Strike-slip faults like the San Andreas fault are rarely perfectly straight, but rather curve back and forth to some degree (see the three types of fault
). When a concavity on one side of the fault is carried against another on the other side, the ground between sags in a depression or basin. (And where the opposite occurs, the ground rises in a pressure ridge
.) Where the ground surface of the sag basin falls below the water table, a sag pond appears. This example is from the San Andreas fault just south of the Carrizo Plain near Taft, California. The two sag ponds lie in a larger rift, a linear valley. Sag basins can be quite large; the San Francisco Bay is an example.
Sag basins can also form along faults with part normal and part strike-slip motion, where the blended stress called transtension operates. They may be called pull-apart basins.

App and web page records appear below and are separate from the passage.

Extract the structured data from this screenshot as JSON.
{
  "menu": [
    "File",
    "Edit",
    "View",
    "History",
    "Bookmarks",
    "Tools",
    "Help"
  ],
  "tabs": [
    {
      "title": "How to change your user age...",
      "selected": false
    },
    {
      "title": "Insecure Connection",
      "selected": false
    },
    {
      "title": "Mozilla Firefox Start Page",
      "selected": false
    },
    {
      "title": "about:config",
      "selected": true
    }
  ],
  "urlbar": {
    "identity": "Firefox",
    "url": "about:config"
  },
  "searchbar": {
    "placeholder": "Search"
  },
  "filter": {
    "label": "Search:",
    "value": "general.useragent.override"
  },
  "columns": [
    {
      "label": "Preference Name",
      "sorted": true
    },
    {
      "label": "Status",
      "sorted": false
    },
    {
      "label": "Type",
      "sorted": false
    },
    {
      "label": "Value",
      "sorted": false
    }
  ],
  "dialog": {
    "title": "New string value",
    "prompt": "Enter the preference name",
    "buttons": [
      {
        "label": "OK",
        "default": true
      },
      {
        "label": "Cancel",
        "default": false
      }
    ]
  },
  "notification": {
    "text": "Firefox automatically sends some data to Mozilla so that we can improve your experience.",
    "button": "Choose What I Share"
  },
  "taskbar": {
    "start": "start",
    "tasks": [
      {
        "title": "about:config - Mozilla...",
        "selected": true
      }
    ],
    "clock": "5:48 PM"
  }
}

Other sag ponds are shown in the San Andreas fault tour, the Hayward fault gallery and the Oakland geology tour.